The second thing I wanted to do was make good on an invitation my good friend Lou Berger made a long time ago. In one of our conversations, Lou told a story about taking Joe and Gay Haldeman to lunch in Chicago several years ago. I commented that I’d love to have that opportunity because Joe’s FOREVER WAR is one of the novels that taught me how to take care of soldiers and ultimately inspired my own writing. I had the opportunity on Thursday to sit down with Joe and Gay for lunch and we talked about a lot of things and I did my best not to act like a raving lunatic in the presence of one of my heroes. I did pretty good – that moment actually happened about 48 hours later, when Joe and Gay came by the WordFire booth…and bought SLEEPER PROTOCOL.  My hands shook as I inscribed my book to them. I very nearly cried for about two hours afterward. I had to go and sit down, and my friend Lou sat with me and forced me to talk and drink a bottle of water.

Now, between those two personal highlights I had many more conversations and experiences than I could possibly post here. On Thursday morning, though, I knew what was different than the last time I’d been to a WorldCon. I walked into the vendor’s room and set up my books in the WordFire booth in the space they allocated – right next to Chuck Gannon. My books were there. My books. And on one particular occasion, a woman walked up to the table and made a beeline for SLEEPER PROTOCOL and said “I’ve heard about this one.” Another fan initiated a meet-up and we had a drink. How cool is that? But, it was the last night I left BarCon (when we writers invade a hotel bar) and spent a half hour saying goodbyes to my friends that I realized something had been very different this time around. It was me.

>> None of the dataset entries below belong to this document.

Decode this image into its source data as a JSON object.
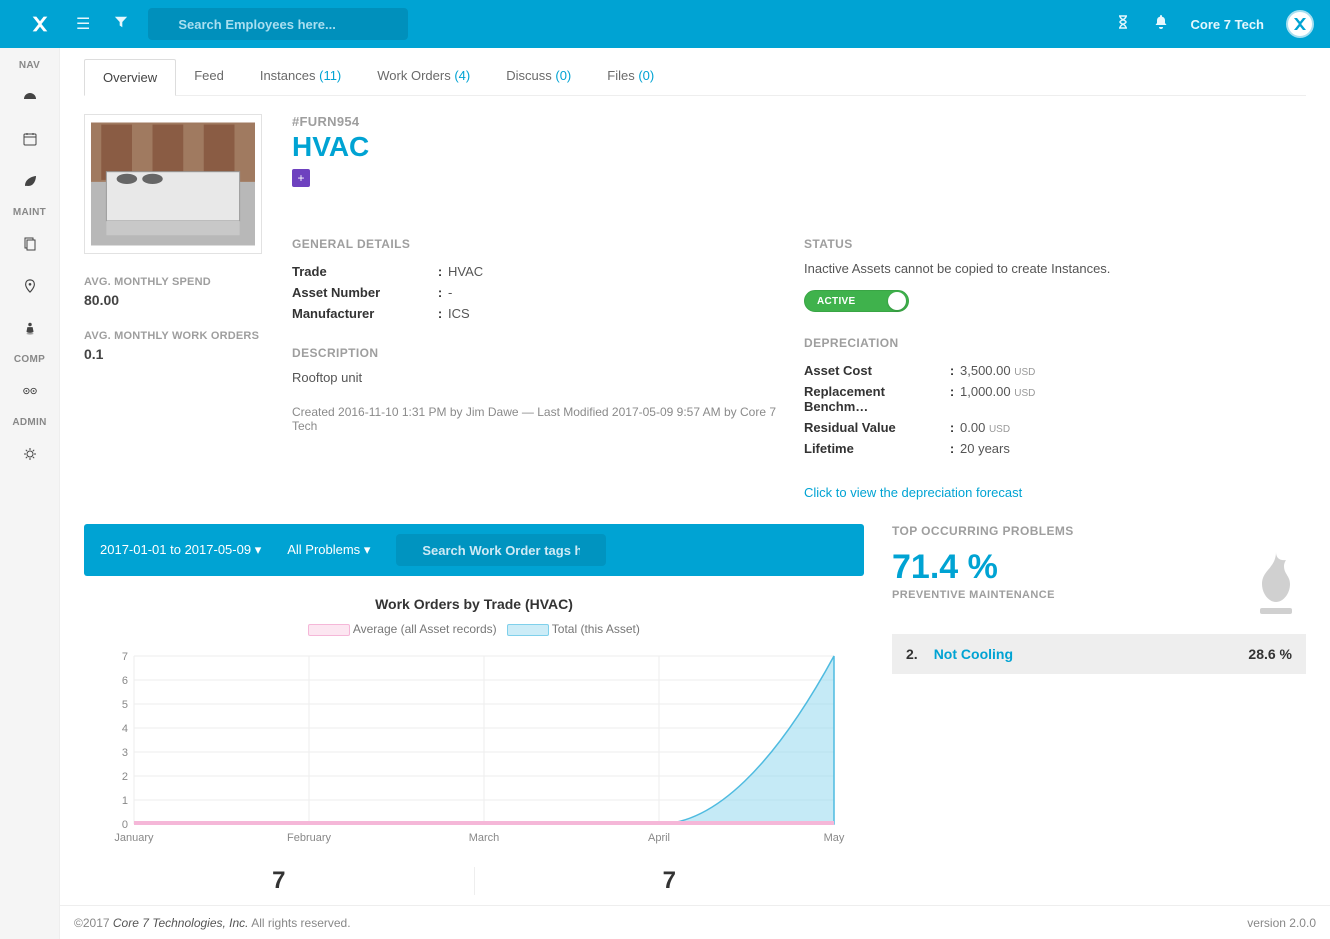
{
  "top": {
    "search_placeholder": "Search Employees here...",
    "username": "Core 7 Tech"
  },
  "leftnav": {
    "groups": [
      "NAV",
      "MAINT",
      "COMP",
      "ADMIN"
    ]
  },
  "tabs": [
    {
      "label": "Overview",
      "count": null
    },
    {
      "label": "Feed",
      "count": null
    },
    {
      "label": "Instances",
      "count": "(11)"
    },
    {
      "label": "Work Orders",
      "count": "(4)"
    },
    {
      "label": "Discuss",
      "count": "(0)"
    },
    {
      "label": "Files",
      "count": "(0)"
    }
  ],
  "asset": {
    "code": "#FURN954",
    "title": "HVAC",
    "avg_monthly_spend_label": "AVG. MONTHLY SPEND",
    "avg_monthly_spend_value": "80.00",
    "avg_monthly_wo_label": "AVG. MONTHLY WORK ORDERS",
    "avg_monthly_wo_value": "0.1"
  },
  "details": {
    "header": "GENERAL DETAILS",
    "trade_label": "Trade",
    "trade_value": "HVAC",
    "asset_number_label": "Asset Number",
    "asset_number_value": "-",
    "manufacturer_label": "Manufacturer",
    "manufacturer_value": "ICS",
    "description_header": "DESCRIPTION",
    "description_value": "Rooftop unit",
    "meta": "Created 2016-11-10 1:31 PM by Jim Dawe — Last Modified 2017-05-09 9:57 AM by Core 7 Tech"
  },
  "status": {
    "header": "STATUS",
    "note": "Inactive Assets cannot be copied to create Instances.",
    "toggle_label": "ACTIVE"
  },
  "depreciation": {
    "header": "DEPRECIATION",
    "asset_cost_label": "Asset Cost",
    "asset_cost_value": "3,500.00",
    "asset_cost_currency": "USD",
    "replacement_label": "Replacement Benchm…",
    "replacement_value": "1,000.00",
    "replacement_currency": "USD",
    "residual_label": "Residual Value",
    "residual_value": "0.00",
    "residual_currency": "USD",
    "lifetime_label": "Lifetime",
    "lifetime_value": "20 years",
    "forecast_link": "Click to view the depreciation forecast"
  },
  "chart": {
    "date_range": "2017-01-01 to 2017-05-09",
    "problems_filter": "All Problems",
    "search_placeholder": "Search Work Order tags here...",
    "title": "Work Orders by Trade (HVAC)",
    "legend_avg": "Average (all Asset records)",
    "legend_total": "Total (this Asset)",
    "big_left": "7",
    "big_right": "7"
  },
  "chart_data": {
    "type": "area",
    "title": "Work Orders by Trade (HVAC)",
    "xlabel": "",
    "ylabel": "",
    "ylim": [
      0,
      7
    ],
    "categories": [
      "January",
      "February",
      "March",
      "April",
      "May"
    ],
    "series": [
      {
        "name": "Average (all Asset records)",
        "color": "#f5b7d8",
        "values": [
          0.05,
          0.05,
          0.05,
          0.05,
          0.05
        ]
      },
      {
        "name": "Total (this Asset)",
        "color": "#7fd0eb",
        "values": [
          0,
          0,
          0,
          0,
          7
        ]
      }
    ]
  },
  "problems": {
    "header": "TOP OCCURRING PROBLEMS",
    "pct": "71.4 %",
    "pct_label": "PREVENTIVE MAINTENANCE",
    "rows": [
      {
        "num": "2.",
        "name": "Not Cooling",
        "value": "28.6 %"
      }
    ]
  },
  "footer": {
    "copyright_prefix": "©2017 ",
    "company": "Core 7 Technologies, Inc.",
    "rights": " All rights reserved.",
    "version_label": "version ",
    "version_value": "2.0.0"
  }
}
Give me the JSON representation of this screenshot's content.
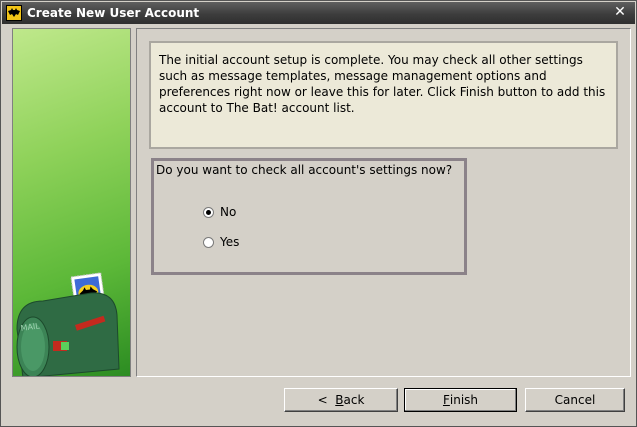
{
  "window": {
    "title": "Create New User Account",
    "close_glyph": "✕"
  },
  "info": {
    "text": "The initial account setup is complete. You may check all other settings such as message templates, message management options and preferences right now or leave this for later. Click Finish button to add this account to The Bat! account list."
  },
  "question": {
    "label": "Do you want to check all account's settings now?",
    "options": [
      {
        "label": "No",
        "selected": true
      },
      {
        "label": "Yes",
        "selected": false
      }
    ]
  },
  "buttons": {
    "back": {
      "prefix": "<  ",
      "accel": "B",
      "rest": "ack"
    },
    "finish": {
      "accel": "F",
      "rest": "inish"
    },
    "cancel": "Cancel"
  },
  "mailbox_label": "MAIL"
}
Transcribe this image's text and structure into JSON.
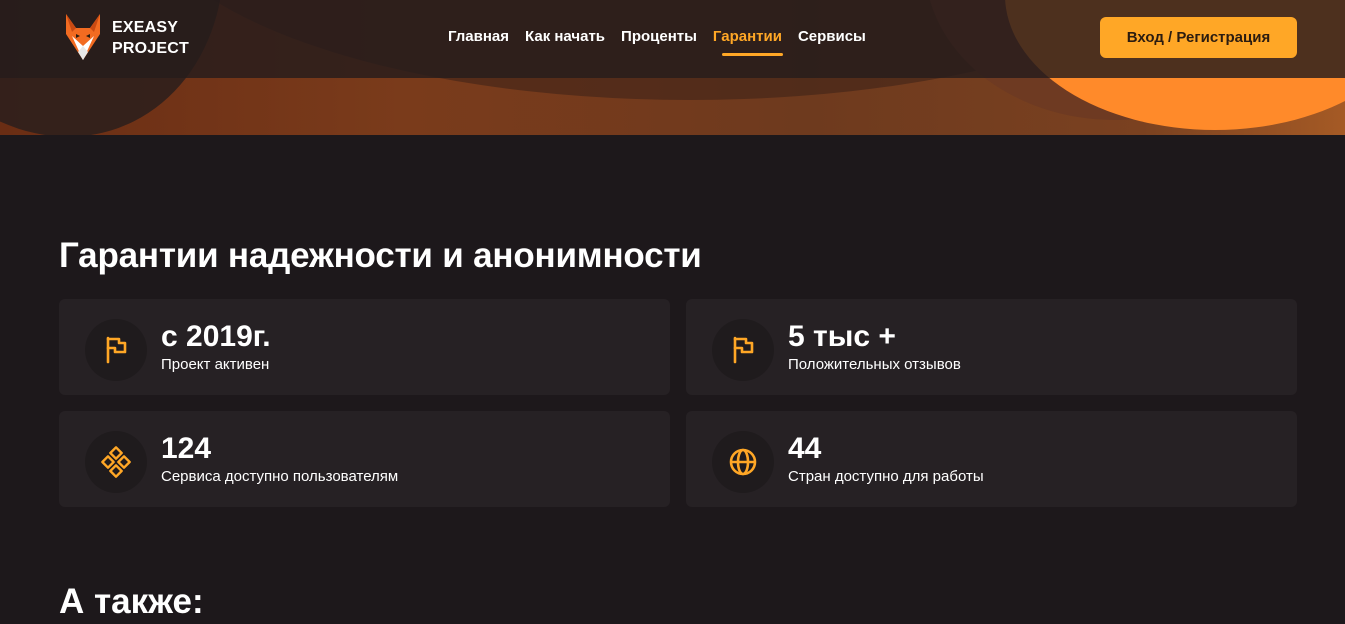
{
  "brand": {
    "line1": "EXEASY",
    "line2": "PROJECT"
  },
  "nav": [
    {
      "label": "Главная",
      "active": false
    },
    {
      "label": "Как начать",
      "active": false
    },
    {
      "label": "Проценты",
      "active": false
    },
    {
      "label": "Гарантии",
      "active": true
    },
    {
      "label": "Сервисы",
      "active": false
    }
  ],
  "login_label": "Вход / Регистрация",
  "guarantees": {
    "title": "Гарантии надежности и анонимности",
    "cards": [
      {
        "icon": "flag-icon",
        "value": "с 2019г.",
        "label": "Проект активен"
      },
      {
        "icon": "flag-icon",
        "value": "5 тыс +",
        "label": "Положительных отзывов"
      },
      {
        "icon": "grid-diamond-icon",
        "value": "124",
        "label": "Сервиса доступно пользователям"
      },
      {
        "icon": "globe-icon",
        "value": "44",
        "label": "Стран доступно для работы"
      }
    ]
  },
  "also_title": "А также:",
  "colors": {
    "accent": "#ffa726",
    "background": "#1d181b",
    "card": "#262124"
  }
}
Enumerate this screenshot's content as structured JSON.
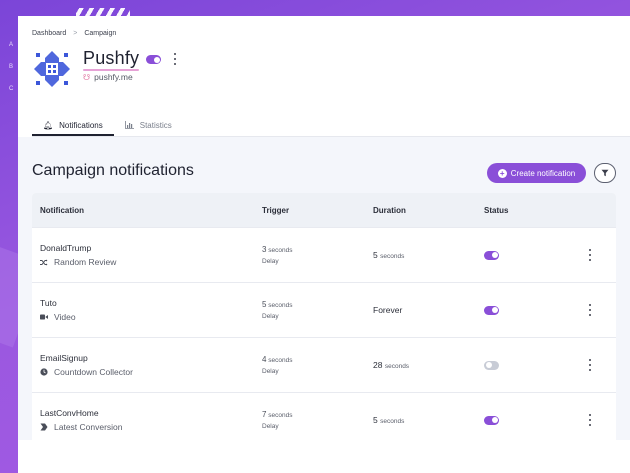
{
  "colors": {
    "accent": "#8a4fd8",
    "background": "#8e4fd6",
    "toggle_off": "#c8ccd6"
  },
  "breadcrumb": {
    "items": [
      "Dashboard",
      "Campaign"
    ],
    "separator": ">"
  },
  "campaign": {
    "name": "Pushfy",
    "domain": "pushfy.me",
    "enabled": true
  },
  "tabs": [
    {
      "label": "Notifications",
      "icon": "bell-icon",
      "active": true
    },
    {
      "label": "Statistics",
      "icon": "bar-chart-icon",
      "active": false
    }
  ],
  "main": {
    "title": "Campaign notifications",
    "create_label": "Create notification"
  },
  "table": {
    "headers": {
      "notification": "Notification",
      "trigger": "Trigger",
      "duration": "Duration",
      "status": "Status"
    },
    "rows": [
      {
        "name": "DonaldTrump",
        "type": "Random Review",
        "type_icon": "shuffle-icon",
        "trigger_value": "3",
        "trigger_unit": "seconds",
        "trigger_label": "Delay",
        "duration_value": "5",
        "duration_unit": "seconds",
        "status": true
      },
      {
        "name": "Tuto",
        "type": "Video",
        "type_icon": "video-icon",
        "trigger_value": "5",
        "trigger_unit": "seconds",
        "trigger_label": "Delay",
        "duration_value": "Forever",
        "duration_unit": "",
        "status": true
      },
      {
        "name": "EmailSignup",
        "type": "Countdown Collector",
        "type_icon": "clock-icon",
        "trigger_value": "4",
        "trigger_unit": "seconds",
        "trigger_label": "Delay",
        "duration_value": "28",
        "duration_unit": "seconds",
        "status": false
      },
      {
        "name": "LastConvHome",
        "type": "Latest Conversion",
        "type_icon": "conversion-icon",
        "trigger_value": "7",
        "trigger_unit": "seconds",
        "trigger_label": "Delay",
        "duration_value": "5",
        "duration_unit": "seconds",
        "status": true
      }
    ]
  }
}
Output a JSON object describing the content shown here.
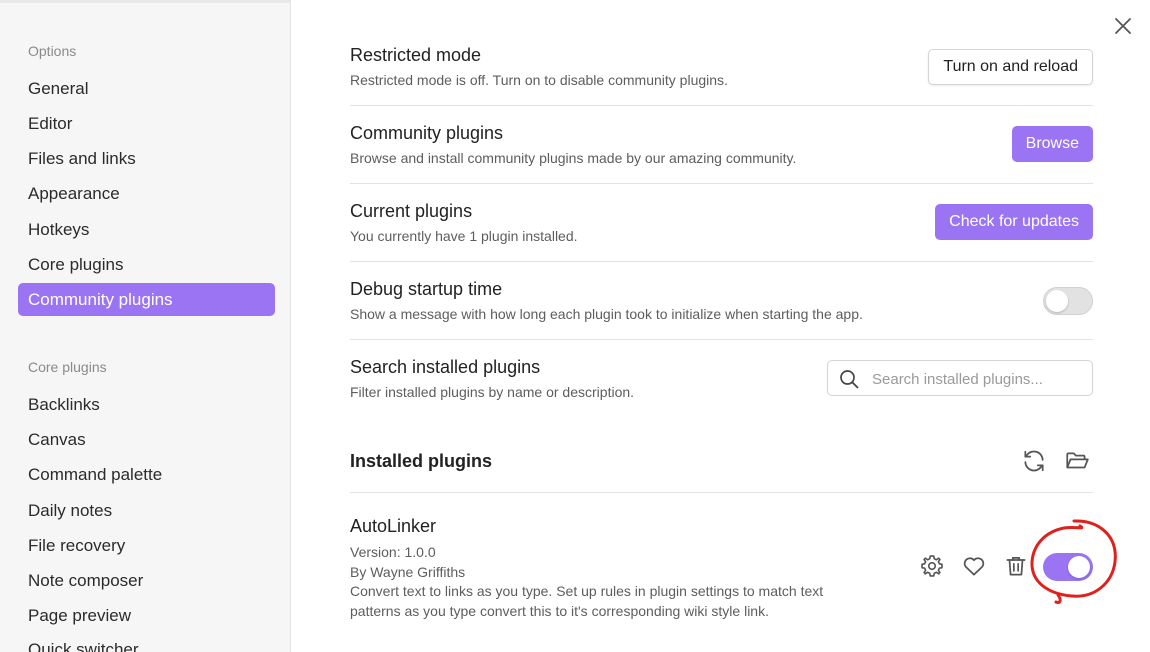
{
  "sidebar": {
    "options_heading": "Options",
    "options_items": [
      {
        "label": "General"
      },
      {
        "label": "Editor"
      },
      {
        "label": "Files and links"
      },
      {
        "label": "Appearance"
      },
      {
        "label": "Hotkeys"
      },
      {
        "label": "Core plugins"
      },
      {
        "label": "Community plugins",
        "active": true
      }
    ],
    "core_heading": "Core plugins",
    "core_items": [
      {
        "label": "Backlinks"
      },
      {
        "label": "Canvas"
      },
      {
        "label": "Command palette"
      },
      {
        "label": "Daily notes"
      },
      {
        "label": "File recovery"
      },
      {
        "label": "Note composer"
      },
      {
        "label": "Page preview"
      },
      {
        "label": "Quick switcher"
      }
    ]
  },
  "settings": {
    "restricted": {
      "name": "Restricted mode",
      "desc": "Restricted mode is off. Turn on to disable community plugins.",
      "button": "Turn on and reload"
    },
    "community": {
      "name": "Community plugins",
      "desc": "Browse and install community plugins made by our amazing community.",
      "button": "Browse"
    },
    "current": {
      "name": "Current plugins",
      "desc": "You currently have 1 plugin installed.",
      "button": "Check for updates"
    },
    "debug": {
      "name": "Debug startup time",
      "desc": "Show a message with how long each plugin took to initialize when starting the app.",
      "enabled": false
    },
    "search": {
      "name": "Search installed plugins",
      "desc": "Filter installed plugins by name or description.",
      "placeholder": "Search installed plugins..."
    }
  },
  "installed": {
    "heading": "Installed plugins",
    "plugins": [
      {
        "name": "AutoLinker",
        "version": "Version: 1.0.0",
        "author": "By Wayne Griffiths",
        "description": "Convert text to links as you type. Set up rules in plugin settings to match text patterns as you type convert this to it's corresponding wiki style link.",
        "enabled": true
      }
    ]
  },
  "colors": {
    "accent": "#9a74f2",
    "annotation": "#e0201c"
  }
}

I’m not a big name author. I’m certainly not a household name in the SF community, but at WorldCon I realized that in a very tangible way, it was different. I was different.  There’s no going back now.